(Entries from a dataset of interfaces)
•••

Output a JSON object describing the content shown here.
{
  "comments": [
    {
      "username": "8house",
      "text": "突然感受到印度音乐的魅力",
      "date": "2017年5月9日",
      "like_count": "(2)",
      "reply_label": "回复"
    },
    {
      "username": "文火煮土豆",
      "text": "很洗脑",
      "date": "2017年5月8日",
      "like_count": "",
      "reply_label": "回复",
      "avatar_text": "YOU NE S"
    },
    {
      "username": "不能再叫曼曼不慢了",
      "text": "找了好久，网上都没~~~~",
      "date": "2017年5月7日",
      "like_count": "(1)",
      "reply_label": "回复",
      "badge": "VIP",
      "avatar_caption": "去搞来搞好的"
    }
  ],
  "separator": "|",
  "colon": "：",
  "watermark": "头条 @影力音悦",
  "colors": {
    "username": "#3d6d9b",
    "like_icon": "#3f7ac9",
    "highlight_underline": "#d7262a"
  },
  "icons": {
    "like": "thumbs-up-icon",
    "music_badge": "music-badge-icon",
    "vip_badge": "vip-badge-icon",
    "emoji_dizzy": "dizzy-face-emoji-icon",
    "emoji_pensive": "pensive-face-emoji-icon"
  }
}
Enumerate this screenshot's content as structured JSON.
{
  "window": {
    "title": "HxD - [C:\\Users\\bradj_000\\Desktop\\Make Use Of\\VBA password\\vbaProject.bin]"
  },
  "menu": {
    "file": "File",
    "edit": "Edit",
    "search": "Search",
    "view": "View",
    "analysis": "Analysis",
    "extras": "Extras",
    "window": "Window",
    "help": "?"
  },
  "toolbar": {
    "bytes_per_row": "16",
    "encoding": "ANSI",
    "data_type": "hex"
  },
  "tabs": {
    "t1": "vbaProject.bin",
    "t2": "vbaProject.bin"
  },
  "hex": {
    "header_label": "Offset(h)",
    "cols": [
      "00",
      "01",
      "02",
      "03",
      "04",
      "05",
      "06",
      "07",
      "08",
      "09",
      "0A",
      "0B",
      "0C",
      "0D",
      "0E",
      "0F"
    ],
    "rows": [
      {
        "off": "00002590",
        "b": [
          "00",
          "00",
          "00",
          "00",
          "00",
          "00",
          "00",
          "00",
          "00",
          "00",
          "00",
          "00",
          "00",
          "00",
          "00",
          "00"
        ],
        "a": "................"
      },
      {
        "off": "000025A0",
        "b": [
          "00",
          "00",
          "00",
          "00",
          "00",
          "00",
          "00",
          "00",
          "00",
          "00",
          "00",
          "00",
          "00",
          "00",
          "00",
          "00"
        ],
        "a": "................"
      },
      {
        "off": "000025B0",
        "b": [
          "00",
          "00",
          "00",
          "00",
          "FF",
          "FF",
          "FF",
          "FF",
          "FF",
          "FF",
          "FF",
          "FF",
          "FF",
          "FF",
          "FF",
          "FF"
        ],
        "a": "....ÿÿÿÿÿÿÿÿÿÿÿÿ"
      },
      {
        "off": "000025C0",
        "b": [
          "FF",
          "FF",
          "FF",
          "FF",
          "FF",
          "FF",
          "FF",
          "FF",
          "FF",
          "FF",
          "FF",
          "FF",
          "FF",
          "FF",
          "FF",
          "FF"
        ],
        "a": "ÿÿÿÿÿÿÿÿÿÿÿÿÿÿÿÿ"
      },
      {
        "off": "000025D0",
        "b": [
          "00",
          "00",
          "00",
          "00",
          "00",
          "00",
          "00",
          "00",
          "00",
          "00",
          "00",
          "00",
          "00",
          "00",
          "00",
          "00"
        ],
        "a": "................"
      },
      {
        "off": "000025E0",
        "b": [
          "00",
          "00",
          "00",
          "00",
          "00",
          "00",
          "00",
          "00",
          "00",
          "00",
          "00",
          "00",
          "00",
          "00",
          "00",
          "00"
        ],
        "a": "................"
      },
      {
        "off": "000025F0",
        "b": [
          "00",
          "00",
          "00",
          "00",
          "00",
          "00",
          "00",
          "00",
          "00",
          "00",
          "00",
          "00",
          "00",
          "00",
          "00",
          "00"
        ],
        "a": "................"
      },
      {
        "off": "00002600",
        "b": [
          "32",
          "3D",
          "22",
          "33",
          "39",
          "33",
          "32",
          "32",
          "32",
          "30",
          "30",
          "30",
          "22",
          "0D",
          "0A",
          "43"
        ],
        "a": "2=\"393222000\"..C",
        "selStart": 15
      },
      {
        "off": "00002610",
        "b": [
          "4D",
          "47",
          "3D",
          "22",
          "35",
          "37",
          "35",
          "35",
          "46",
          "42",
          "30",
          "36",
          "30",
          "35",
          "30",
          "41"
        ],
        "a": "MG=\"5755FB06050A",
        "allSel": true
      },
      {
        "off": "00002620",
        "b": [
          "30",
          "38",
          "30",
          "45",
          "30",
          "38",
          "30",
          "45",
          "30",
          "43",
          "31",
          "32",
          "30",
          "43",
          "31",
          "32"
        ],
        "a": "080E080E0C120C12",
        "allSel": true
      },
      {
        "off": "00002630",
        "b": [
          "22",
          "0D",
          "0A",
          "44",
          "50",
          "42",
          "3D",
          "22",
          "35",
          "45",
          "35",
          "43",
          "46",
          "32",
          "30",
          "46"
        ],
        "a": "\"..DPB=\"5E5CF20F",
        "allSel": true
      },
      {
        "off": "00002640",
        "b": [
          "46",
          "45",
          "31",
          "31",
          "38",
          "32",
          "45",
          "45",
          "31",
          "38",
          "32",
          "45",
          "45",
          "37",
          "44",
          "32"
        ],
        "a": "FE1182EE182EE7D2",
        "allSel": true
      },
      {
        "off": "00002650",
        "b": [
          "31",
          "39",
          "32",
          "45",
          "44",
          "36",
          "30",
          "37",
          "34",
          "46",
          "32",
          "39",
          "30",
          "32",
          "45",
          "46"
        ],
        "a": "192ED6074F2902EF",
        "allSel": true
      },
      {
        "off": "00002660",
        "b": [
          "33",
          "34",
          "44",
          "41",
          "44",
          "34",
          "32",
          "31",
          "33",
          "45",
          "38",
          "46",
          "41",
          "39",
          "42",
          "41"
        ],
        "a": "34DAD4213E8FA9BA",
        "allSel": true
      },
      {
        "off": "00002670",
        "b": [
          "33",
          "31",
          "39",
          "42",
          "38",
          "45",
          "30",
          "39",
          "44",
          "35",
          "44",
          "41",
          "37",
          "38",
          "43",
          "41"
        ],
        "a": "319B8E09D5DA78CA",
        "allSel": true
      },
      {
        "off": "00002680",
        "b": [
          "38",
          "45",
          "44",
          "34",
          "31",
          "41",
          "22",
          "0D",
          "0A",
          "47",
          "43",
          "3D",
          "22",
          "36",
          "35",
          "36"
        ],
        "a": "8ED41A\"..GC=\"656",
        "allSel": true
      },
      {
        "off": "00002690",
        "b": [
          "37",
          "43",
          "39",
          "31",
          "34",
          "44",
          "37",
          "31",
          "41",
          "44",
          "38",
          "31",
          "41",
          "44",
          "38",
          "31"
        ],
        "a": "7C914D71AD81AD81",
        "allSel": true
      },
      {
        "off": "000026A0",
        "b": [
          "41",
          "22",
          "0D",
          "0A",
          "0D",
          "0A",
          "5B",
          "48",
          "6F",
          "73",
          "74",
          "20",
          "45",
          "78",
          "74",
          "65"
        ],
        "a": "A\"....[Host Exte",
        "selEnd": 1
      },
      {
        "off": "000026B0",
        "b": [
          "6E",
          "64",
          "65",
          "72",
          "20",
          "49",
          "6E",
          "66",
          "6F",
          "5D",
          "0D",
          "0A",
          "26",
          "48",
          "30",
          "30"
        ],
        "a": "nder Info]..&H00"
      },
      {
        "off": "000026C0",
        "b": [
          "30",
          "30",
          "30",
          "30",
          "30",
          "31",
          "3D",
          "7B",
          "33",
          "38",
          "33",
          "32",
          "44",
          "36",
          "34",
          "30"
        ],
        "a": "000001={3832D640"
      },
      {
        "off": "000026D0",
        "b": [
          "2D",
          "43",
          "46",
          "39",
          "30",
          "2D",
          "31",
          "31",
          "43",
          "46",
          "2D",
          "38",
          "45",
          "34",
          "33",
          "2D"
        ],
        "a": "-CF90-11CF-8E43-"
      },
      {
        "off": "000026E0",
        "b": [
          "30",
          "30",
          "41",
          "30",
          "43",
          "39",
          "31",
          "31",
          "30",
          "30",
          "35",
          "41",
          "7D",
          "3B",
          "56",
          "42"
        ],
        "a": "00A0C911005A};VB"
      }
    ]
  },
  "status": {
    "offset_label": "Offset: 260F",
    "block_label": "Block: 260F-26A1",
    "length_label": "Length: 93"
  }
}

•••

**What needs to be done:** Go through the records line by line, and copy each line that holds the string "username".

**Solution for this task:**
      "username": "8house",
      "username": "文火煮土豆",
      "username": "不能再叫曼曼不慢了",
    "username": "#3d6d9b",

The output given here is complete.